Samuel Thomson’s primary use of bayberry wasn’t as a single herb either. It was the primary ingredient in composition powder, the #3 remedy in his healing system. (#1 was lobelia and #2 was capsicum and there were three more for a total of six basic remedies). Composition was made with four parts bayberry rootbark, two parts hemlock spruce, one part ginger, and one-half part each of capsicum and cloves. John Christopher replaced the hemlock spruce with white pine bark. Both of these herbs are now hard to find, so I’d substitute yerba santa or grindelia (gumweed) for them.
The purpose of Thomson’s composition powder was to “scour the bowels and remove the canker.” Canker may have reference to mouth ulcers (canker sores) but I think he was referring to the mucus and congestion in the system. My first herb teacher, Edward Milo Millet, modified composition to create his herbal crisis formula by adding one part each of lobelia and goldenseal. I’ve made many variations on herbal crisis, and along with fire cider, it’s my favorite cold and flu remedy.
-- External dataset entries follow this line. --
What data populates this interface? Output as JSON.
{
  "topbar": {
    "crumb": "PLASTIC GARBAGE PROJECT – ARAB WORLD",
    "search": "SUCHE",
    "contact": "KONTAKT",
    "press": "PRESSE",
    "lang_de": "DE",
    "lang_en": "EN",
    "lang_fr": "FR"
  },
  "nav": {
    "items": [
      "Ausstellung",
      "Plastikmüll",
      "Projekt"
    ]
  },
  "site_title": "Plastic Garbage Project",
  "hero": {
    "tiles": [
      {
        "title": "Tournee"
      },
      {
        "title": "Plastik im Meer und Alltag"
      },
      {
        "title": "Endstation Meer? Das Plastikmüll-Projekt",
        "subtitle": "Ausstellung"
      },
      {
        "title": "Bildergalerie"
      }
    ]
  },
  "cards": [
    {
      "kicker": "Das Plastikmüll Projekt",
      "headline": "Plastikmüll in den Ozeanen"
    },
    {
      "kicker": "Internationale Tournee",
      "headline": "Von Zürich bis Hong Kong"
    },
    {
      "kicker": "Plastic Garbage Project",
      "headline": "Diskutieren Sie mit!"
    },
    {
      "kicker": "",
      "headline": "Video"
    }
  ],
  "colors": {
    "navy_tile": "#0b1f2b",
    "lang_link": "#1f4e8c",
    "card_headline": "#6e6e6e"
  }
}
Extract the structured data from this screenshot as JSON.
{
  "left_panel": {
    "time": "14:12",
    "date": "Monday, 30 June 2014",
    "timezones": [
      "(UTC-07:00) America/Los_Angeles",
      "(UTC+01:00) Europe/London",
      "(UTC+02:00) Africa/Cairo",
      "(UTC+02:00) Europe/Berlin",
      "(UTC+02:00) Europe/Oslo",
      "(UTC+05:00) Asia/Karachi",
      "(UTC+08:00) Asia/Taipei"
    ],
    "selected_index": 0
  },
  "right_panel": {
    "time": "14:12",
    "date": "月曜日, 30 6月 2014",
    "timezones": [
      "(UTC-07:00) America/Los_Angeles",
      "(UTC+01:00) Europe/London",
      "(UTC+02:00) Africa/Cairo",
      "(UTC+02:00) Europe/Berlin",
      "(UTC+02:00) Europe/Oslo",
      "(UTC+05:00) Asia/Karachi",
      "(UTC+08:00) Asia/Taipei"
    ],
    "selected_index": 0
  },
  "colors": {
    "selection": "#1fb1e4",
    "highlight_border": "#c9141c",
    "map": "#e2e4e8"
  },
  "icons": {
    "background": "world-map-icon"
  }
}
Internal Bleeding and Topical Uses
My midwife friend, Joan Patton, extracted a mixture of equal parts bayberry rootbark and capsicum in apple cider vinegar, a formula she used to stop postpartum hemorrhage. I’ve also used bayberry, along with capsicum, lobelia, and false unicorn, to stop bleeding in pregnancy that was threatening a miscarriage. Bayberry, along with yarrow and capsicum, is helpful for many other types of internal bleeding. I got a really bad nosebleed one time and taking bayberry and capsicum internally helped to stop the bleeding.
Like any other good astringent, bayberry can also be applied topically for cuts, insect bites and stings, and other situations involving inflammation and swelling. One time there was a wasp nest near our raspberry bushes, and while I was picking raspberries I got stung. I put bayberry glycerite on it and the pain rapidly subsided. I went back to picking raspberries, trying to keep clear of the area where the wasps were, and got stung again. This time I was angry, so after another application of bayberry to ease the pain and swelling, I went back to the patch with the hose and plastered their nest with water to knock it down so I could pick the raspberries undisturbed. I was glad I had the bayberry on hand though, wasp stings can really hurt!
Hopefully, you can see why I like bayberry so much. It’s not just because the herb is useful, but it’s a reminder to me of the value of sampling remedies and using your senses (taste, smell, and touch) to help you understand what remedies are doing.